◆ To do:
Where the string "JSON" shows up in a line of the records, copy that line.

[[ Provided records, beginning ]]

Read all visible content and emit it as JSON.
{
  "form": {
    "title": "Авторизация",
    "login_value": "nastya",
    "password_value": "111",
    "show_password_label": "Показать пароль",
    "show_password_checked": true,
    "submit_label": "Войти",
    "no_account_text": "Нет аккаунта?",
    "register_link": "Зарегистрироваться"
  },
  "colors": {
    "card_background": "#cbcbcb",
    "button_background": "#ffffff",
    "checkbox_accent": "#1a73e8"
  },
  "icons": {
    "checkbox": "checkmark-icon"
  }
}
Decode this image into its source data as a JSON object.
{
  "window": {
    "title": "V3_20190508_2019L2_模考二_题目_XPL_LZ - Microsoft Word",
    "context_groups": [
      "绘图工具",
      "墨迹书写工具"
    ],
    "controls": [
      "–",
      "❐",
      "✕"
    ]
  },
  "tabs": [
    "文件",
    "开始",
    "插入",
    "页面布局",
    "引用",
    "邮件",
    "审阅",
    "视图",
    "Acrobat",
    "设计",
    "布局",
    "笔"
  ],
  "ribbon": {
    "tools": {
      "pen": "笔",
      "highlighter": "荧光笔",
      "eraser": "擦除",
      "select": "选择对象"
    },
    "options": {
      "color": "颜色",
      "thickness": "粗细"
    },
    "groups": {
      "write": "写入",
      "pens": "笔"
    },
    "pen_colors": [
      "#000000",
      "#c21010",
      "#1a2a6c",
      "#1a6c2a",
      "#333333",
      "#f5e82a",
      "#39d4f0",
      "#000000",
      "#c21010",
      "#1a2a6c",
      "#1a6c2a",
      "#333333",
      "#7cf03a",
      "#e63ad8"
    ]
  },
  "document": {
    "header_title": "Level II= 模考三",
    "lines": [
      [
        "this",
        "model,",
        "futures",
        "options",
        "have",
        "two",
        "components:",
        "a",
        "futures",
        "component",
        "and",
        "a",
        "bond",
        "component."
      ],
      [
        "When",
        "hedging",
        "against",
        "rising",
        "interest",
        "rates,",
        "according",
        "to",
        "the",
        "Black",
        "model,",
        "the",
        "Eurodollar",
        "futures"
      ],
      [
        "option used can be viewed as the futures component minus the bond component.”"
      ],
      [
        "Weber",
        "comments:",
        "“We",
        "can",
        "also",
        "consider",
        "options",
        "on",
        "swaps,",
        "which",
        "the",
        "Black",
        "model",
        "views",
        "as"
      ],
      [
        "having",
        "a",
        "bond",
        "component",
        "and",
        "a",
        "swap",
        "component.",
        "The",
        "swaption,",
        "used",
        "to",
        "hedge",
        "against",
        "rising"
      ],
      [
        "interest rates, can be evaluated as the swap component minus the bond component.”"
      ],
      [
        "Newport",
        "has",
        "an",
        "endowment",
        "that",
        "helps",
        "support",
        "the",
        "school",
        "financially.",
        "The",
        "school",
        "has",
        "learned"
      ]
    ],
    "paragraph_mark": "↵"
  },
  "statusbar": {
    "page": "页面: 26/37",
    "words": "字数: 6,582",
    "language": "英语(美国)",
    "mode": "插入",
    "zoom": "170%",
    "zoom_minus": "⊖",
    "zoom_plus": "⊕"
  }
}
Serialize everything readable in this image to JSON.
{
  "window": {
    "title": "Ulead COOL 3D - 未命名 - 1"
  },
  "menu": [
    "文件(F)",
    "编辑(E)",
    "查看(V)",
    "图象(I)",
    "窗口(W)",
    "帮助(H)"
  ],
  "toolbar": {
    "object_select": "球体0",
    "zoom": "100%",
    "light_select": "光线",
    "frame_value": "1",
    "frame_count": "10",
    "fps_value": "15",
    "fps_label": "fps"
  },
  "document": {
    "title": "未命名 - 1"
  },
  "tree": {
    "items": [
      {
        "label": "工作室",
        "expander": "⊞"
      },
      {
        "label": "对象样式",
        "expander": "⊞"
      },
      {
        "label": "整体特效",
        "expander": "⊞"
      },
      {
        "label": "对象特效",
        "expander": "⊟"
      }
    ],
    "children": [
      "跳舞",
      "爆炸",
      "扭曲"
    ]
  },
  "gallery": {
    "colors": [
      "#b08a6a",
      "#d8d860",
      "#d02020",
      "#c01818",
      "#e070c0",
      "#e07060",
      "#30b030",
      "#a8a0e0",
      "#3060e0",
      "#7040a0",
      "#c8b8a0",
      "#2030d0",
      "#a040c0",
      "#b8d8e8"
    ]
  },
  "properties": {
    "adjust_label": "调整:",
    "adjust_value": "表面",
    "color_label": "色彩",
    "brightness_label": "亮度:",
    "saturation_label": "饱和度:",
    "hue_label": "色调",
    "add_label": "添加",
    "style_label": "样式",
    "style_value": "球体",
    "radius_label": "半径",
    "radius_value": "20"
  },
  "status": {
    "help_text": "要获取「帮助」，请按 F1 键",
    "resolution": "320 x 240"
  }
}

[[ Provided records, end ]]

◆ Answer space:
Read all visible content and emit it as JSON.
Decode this image into its source data as a JSON object.
Serialize everything readable in this image to JSON.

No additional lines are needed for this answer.